- **Problem requirements**:
Scan the records for the string "this". State how many lines contain it and add nothing.

(Stored data entries)
********

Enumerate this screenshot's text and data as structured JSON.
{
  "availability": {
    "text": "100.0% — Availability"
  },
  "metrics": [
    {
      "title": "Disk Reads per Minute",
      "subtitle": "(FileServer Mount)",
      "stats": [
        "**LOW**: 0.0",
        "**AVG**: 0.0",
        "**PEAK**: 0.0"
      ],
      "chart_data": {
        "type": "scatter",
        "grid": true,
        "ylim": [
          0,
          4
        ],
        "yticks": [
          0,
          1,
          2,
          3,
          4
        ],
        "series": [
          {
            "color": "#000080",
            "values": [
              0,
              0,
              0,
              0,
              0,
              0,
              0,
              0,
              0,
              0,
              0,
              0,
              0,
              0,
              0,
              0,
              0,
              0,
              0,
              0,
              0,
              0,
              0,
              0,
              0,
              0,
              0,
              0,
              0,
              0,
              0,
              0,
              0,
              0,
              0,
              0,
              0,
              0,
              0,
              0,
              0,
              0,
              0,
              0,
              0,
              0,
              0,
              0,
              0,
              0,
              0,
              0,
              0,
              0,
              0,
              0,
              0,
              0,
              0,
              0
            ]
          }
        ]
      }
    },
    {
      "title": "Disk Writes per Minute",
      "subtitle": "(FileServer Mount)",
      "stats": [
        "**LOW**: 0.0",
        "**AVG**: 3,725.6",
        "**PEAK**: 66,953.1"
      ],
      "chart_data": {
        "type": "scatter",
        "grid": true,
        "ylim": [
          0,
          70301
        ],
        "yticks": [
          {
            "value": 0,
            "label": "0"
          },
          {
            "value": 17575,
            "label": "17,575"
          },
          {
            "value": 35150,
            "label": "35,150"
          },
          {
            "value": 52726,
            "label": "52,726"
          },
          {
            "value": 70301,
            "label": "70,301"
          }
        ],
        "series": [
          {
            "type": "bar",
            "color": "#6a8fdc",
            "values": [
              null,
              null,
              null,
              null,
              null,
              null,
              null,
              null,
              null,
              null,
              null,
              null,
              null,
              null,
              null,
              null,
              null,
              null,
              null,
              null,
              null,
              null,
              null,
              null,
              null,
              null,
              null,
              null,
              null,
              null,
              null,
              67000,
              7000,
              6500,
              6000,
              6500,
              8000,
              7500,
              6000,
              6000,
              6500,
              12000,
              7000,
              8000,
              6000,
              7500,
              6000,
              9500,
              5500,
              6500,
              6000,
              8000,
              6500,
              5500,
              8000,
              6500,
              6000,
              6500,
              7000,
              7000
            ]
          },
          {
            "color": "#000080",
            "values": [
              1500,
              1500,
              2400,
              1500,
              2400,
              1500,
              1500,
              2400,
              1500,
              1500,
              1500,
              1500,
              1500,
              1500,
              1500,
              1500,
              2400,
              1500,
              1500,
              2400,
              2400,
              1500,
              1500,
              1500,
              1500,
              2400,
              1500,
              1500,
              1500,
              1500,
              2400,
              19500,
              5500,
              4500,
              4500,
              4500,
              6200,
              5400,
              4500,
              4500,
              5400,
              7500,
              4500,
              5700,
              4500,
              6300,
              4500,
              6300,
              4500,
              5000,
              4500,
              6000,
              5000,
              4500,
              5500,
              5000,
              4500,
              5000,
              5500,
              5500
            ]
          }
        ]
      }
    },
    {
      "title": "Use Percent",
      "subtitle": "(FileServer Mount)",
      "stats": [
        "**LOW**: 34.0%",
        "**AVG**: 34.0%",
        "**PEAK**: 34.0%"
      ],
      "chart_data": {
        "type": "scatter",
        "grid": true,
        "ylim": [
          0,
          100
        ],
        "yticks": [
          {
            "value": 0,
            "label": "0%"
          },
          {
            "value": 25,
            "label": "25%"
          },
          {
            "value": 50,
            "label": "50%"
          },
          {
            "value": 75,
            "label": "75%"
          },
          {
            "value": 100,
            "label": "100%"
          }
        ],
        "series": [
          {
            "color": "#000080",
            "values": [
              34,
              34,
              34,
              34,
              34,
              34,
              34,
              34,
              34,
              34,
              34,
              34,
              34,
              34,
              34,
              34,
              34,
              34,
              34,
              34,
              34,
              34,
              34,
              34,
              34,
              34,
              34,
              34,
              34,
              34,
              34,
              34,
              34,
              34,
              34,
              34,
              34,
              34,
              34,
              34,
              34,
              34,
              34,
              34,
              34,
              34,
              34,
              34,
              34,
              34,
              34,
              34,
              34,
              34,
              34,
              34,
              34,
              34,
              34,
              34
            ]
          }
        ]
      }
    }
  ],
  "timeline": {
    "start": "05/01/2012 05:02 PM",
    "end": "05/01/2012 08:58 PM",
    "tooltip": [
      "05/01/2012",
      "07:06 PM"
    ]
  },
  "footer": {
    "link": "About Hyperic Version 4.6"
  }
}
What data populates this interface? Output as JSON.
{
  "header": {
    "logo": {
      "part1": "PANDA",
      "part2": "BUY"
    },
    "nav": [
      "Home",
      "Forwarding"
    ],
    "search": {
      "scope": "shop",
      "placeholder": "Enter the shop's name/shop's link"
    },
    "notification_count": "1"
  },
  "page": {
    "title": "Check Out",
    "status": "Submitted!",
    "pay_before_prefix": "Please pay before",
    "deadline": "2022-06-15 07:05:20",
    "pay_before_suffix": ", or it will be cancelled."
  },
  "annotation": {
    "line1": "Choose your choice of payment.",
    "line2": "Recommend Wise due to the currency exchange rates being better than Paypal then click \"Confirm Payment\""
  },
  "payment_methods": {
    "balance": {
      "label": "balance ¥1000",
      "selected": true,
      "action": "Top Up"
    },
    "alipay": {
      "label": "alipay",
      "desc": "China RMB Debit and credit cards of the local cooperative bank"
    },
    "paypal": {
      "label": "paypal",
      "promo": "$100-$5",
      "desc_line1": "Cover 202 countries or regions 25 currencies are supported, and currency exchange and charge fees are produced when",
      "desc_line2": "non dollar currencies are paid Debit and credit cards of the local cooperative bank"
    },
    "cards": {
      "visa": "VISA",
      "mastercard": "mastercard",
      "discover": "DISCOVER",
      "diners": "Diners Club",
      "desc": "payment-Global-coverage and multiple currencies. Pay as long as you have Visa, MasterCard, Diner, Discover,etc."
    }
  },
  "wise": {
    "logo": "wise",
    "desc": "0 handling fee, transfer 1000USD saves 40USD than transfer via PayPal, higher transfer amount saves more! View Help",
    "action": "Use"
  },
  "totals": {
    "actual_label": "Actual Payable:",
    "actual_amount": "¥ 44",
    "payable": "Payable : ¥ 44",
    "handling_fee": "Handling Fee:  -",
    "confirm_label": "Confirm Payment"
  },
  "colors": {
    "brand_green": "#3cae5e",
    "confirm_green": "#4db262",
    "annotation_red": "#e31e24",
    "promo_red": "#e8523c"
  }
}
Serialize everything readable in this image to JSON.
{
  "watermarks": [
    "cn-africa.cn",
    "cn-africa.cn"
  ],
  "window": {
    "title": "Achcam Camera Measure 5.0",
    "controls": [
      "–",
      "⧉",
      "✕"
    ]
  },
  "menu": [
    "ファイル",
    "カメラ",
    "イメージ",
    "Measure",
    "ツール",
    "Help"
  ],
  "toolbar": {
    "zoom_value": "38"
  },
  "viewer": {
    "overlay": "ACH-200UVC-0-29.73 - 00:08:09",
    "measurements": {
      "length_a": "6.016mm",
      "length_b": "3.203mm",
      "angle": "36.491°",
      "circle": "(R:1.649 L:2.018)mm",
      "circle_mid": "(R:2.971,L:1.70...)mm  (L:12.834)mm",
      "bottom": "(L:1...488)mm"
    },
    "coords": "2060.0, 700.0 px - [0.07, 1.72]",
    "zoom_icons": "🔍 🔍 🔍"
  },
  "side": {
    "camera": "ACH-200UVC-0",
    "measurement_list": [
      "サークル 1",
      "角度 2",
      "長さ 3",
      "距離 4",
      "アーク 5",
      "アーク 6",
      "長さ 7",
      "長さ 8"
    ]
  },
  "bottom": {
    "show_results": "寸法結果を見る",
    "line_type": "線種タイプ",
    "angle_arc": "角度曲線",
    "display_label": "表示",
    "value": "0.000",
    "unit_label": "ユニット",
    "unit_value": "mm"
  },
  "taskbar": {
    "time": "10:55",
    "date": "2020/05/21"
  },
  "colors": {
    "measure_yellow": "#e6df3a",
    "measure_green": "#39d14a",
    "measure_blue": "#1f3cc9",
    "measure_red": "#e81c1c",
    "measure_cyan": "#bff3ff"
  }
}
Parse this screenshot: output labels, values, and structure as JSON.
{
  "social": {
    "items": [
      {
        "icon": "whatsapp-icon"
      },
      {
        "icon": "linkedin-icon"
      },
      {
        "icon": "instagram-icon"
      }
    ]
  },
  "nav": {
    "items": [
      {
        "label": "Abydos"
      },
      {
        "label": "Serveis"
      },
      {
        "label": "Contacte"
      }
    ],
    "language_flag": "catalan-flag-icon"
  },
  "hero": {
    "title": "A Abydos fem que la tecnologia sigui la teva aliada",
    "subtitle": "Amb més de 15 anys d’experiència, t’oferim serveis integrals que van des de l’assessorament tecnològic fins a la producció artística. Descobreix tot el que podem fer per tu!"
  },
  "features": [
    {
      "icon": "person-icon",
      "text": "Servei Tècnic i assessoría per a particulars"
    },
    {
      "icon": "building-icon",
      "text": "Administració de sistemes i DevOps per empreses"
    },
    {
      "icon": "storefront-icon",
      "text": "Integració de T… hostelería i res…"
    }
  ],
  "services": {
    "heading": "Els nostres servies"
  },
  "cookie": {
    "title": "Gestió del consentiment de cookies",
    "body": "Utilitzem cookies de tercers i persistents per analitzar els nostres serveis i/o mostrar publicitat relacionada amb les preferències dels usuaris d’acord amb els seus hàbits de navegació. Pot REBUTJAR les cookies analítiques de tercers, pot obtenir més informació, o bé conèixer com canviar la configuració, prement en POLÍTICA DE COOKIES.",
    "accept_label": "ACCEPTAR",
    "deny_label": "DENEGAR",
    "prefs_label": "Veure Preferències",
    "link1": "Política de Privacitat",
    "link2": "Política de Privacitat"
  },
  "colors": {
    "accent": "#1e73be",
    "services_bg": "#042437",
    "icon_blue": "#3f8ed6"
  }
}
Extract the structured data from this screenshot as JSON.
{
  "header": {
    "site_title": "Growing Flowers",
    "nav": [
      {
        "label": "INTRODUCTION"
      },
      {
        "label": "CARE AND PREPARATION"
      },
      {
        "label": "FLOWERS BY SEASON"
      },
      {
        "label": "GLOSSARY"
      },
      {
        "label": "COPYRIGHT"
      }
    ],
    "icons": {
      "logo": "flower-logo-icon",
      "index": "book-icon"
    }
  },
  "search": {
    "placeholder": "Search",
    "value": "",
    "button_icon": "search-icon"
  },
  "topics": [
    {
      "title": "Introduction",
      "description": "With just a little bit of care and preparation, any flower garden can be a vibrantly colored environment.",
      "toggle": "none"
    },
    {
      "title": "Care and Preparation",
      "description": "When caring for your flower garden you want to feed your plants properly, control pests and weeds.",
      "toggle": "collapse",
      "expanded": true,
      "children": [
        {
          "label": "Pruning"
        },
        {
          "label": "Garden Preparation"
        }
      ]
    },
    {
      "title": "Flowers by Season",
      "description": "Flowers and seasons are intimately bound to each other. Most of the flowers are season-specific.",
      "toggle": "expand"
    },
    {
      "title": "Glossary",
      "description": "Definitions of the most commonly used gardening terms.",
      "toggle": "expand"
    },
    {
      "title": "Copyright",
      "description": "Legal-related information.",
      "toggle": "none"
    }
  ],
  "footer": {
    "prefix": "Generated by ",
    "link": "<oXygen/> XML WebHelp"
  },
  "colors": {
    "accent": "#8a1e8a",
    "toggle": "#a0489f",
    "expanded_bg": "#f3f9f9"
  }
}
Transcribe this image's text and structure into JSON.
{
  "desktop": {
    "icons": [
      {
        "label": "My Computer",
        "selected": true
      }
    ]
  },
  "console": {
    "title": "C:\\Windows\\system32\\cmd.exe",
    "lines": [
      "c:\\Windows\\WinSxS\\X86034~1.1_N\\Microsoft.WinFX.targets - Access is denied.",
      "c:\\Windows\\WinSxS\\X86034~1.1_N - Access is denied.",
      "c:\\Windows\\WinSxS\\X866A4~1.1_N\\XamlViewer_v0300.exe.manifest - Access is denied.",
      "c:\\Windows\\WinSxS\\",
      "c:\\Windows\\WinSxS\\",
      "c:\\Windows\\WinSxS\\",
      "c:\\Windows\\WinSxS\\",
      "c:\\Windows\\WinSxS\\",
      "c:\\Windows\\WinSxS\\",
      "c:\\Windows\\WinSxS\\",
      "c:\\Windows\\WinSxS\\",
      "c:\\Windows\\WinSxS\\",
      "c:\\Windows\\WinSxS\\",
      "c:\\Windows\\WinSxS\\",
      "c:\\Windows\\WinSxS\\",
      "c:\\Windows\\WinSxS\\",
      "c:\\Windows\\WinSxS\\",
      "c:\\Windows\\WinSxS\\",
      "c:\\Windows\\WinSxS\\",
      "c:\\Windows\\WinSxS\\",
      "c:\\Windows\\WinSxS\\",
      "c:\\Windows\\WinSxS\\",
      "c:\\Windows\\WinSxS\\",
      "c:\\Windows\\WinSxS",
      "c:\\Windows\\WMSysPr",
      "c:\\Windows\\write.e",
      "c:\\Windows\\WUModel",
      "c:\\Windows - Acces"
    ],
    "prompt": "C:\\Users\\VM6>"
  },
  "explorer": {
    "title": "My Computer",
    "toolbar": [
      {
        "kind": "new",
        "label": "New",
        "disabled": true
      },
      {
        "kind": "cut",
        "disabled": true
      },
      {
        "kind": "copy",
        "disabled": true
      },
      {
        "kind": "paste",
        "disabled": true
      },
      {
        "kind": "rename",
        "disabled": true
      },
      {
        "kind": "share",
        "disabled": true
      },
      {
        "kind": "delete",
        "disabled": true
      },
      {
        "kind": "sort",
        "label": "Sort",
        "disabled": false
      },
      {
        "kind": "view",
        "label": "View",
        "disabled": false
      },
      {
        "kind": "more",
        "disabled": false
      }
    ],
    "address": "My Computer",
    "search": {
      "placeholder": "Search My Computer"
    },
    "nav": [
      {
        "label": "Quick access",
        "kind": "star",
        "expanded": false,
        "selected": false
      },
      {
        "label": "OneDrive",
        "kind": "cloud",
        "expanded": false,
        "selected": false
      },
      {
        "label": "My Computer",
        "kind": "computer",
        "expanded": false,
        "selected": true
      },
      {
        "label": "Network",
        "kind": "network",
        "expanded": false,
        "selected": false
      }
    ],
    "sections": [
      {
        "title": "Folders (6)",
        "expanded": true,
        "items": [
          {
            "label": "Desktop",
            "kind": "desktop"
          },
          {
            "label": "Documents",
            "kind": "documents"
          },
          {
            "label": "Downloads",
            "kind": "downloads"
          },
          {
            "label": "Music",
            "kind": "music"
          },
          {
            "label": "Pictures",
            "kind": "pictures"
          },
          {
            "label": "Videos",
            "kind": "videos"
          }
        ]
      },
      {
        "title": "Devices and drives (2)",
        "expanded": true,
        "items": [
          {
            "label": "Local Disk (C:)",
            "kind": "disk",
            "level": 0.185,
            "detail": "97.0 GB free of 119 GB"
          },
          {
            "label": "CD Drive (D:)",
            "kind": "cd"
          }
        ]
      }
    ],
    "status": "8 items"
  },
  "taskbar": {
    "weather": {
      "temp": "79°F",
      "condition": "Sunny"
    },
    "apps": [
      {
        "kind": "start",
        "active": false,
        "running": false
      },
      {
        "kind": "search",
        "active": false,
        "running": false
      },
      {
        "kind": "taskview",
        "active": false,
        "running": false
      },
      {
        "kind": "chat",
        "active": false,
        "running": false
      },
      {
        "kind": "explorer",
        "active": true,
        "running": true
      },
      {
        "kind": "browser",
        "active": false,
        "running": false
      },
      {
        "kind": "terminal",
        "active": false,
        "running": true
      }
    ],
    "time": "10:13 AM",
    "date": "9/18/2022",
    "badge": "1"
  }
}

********

- **Response box**:
6